[EXTRACTED MATERIAL — start]
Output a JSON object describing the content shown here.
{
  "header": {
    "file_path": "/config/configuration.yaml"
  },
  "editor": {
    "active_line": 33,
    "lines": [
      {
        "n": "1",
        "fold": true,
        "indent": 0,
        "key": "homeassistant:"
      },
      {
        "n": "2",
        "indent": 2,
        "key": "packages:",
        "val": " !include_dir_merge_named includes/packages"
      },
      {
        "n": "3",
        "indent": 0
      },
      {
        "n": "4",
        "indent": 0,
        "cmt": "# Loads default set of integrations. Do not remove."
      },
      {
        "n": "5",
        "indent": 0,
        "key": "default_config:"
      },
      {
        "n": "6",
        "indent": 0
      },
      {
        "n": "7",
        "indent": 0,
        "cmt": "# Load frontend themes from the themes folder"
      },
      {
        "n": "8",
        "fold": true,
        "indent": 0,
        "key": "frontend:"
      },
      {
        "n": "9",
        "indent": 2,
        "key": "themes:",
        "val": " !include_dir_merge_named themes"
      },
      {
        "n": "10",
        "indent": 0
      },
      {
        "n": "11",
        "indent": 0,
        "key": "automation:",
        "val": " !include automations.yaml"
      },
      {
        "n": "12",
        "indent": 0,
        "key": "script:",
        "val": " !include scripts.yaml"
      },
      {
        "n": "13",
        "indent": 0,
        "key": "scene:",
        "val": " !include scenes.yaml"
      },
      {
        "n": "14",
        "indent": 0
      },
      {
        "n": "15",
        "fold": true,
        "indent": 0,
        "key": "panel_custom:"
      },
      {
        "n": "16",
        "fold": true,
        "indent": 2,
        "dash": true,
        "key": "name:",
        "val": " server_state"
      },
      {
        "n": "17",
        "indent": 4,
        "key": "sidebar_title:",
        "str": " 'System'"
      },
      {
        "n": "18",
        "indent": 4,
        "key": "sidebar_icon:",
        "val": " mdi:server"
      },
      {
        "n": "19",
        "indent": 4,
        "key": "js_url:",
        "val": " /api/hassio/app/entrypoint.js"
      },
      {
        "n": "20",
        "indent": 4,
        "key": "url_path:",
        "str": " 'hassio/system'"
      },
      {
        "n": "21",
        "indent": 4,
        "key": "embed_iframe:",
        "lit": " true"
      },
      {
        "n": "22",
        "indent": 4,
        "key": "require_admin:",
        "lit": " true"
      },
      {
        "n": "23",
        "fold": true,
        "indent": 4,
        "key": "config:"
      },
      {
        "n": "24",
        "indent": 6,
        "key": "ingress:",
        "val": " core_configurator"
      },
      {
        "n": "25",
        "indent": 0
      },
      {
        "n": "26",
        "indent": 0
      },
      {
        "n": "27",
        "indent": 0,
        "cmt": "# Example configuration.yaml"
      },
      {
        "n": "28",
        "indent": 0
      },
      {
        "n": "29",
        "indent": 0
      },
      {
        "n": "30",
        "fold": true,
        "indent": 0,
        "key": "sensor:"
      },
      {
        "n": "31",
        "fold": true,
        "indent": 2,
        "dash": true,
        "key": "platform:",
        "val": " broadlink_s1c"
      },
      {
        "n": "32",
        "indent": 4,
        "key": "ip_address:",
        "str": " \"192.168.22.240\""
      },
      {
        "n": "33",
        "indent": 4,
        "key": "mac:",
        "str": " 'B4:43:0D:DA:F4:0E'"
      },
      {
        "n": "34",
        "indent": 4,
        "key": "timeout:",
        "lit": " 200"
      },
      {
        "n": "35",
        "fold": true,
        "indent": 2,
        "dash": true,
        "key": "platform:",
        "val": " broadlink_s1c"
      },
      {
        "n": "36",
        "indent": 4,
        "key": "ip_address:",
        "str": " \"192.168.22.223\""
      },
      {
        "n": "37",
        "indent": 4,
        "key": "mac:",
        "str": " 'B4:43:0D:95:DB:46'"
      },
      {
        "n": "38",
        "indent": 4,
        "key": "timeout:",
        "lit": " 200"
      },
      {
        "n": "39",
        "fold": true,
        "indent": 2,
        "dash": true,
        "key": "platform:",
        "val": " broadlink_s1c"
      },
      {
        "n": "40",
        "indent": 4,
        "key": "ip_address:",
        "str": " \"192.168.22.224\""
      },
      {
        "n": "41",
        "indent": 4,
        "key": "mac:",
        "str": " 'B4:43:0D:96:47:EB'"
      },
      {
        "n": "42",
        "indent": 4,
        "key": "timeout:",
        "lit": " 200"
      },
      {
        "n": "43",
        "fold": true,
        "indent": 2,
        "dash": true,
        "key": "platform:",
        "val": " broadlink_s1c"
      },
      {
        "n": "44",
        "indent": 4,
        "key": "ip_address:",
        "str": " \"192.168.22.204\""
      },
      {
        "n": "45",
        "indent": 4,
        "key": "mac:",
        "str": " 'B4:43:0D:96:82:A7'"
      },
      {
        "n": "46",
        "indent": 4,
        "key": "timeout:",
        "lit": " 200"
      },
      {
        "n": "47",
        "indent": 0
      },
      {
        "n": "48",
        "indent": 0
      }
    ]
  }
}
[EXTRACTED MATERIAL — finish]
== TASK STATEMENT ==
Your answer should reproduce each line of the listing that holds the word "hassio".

== ANSWER TO THIS PROBLEM ==
        "val": " /api/hassio/app/entrypoint.js"
        "str": " 'hassio/system'"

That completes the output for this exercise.